[Interface dataset entries]

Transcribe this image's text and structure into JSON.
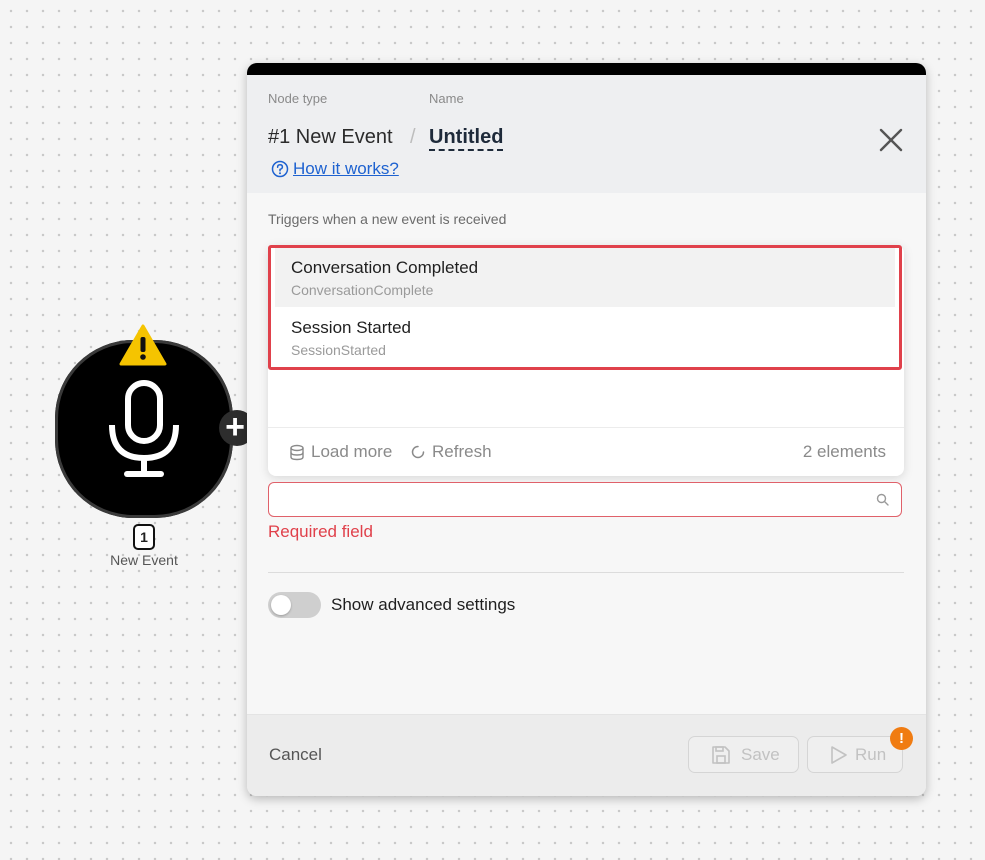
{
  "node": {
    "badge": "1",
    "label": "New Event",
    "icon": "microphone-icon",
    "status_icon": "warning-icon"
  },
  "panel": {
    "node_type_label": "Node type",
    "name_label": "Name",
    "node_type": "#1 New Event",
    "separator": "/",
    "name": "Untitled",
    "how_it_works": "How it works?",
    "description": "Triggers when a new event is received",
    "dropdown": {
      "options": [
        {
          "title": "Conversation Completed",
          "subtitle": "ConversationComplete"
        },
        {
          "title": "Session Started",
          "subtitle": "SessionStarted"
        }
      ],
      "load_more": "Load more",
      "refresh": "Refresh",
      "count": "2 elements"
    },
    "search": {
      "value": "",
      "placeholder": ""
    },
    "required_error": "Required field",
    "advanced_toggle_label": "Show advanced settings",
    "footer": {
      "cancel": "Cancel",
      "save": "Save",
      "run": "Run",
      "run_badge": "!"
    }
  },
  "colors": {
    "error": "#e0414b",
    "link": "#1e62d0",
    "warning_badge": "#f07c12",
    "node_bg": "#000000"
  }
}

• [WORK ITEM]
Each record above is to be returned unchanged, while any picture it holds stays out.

• [ANSWER SECTION]
Transcribe this image's text and structure into JSON.
{
  "node": {
    "badge": "1",
    "label": "New Event",
    "icon": "microphone-icon",
    "status_icon": "warning-icon"
  },
  "panel": {
    "node_type_label": "Node type",
    "name_label": "Name",
    "node_type": "#1 New Event",
    "separator": "/",
    "name": "Untitled",
    "how_it_works": "How it works?",
    "description": "Triggers when a new event is received",
    "dropdown": {
      "options": [
        {
          "title": "Conversation Completed",
          "subtitle": "ConversationComplete"
        },
        {
          "title": "Session Started",
          "subtitle": "SessionStarted"
        }
      ],
      "load_more": "Load more",
      "refresh": "Refresh",
      "count": "2 elements"
    },
    "search": {
      "value": "",
      "placeholder": ""
    },
    "required_error": "Required field",
    "advanced_toggle_label": "Show advanced settings",
    "footer": {
      "cancel": "Cancel",
      "save": "Save",
      "run": "Run",
      "run_badge": "!"
    }
  },
  "colors": {
    "error": "#e0414b",
    "link": "#1e62d0",
    "warning_badge": "#f07c12",
    "node_bg": "#000000"
  }
}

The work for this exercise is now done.